This legal procedure has gained some notoriety in the news lately thanks to the “Serial” podcast involving a murder case in Baltimore, MD. As a result of that podcast and the resulting public outcry, questions were raised about the original trial and the actions of the defendant’s trial lawyer. On March 29, 2018 the Maryland Appellate Court upheld the lower court ruling for a new trial in a 2-1 decision. The Court held that Adned Syed’s trial counsel was ineffective for failing to present alibi evidence and failing to question cellphone tower evidence.
Generally, there are two primary scenarios in which someone who is convicted can file a 3.850 motion:
* .Ineffective assistance of counsel, and
* .Newly discovered evidence.

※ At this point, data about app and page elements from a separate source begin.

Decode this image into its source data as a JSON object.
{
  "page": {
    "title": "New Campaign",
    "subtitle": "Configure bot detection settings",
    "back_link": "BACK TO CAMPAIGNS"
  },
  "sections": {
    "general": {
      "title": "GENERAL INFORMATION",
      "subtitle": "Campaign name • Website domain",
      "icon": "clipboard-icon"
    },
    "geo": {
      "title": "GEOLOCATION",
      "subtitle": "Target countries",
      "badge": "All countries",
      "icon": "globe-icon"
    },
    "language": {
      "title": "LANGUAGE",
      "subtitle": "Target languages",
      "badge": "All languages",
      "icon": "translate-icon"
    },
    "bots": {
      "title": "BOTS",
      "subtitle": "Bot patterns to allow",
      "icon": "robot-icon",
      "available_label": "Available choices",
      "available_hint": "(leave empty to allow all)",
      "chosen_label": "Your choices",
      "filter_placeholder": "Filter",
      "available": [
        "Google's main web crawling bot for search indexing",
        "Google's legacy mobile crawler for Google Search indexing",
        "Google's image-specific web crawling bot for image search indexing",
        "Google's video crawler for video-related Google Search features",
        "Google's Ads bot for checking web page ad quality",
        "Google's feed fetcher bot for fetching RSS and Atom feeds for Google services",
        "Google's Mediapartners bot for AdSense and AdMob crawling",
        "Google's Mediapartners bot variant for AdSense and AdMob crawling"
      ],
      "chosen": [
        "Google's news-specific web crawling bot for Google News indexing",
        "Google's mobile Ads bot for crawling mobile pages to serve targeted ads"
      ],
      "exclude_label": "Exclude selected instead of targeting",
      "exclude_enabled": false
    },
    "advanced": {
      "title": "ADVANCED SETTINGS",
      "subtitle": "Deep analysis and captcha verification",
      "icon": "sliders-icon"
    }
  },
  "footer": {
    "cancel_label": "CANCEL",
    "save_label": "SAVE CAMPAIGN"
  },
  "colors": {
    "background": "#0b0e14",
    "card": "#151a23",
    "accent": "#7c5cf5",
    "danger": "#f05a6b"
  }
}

There is a Federal counterpart to the Florida law, which can be found at Title 28 United States Code §2254 and §2255. That United States law requires that a Motion to Vacate Sentence be filed within one year of the date when the conviction became final, creating a conflict between the Florida and federal laws.
It takes an experienced criminal defense lawyer to properly advise you on to how to proceed with your post-conviction claims. If successful in your Florida post-conviction efforts, you could be granted an acquittal, a new trial, a lesser sentence, or other relief.
Nicholas G. Matassini is Board Certified in Criminal Trail Law and is AV Rated by Martindale Hubbell. He handles complex criminal investigations, trial litigation, appeals, and post-conviction claims in both State and Federal courts. Nicholas is a Life Member of National Association of Criminal Defense Lawyers and Florida Association of Criminal Defense Lawyers.
Visit www.matassinilaw.com for a free consultation on your post-conviction claim.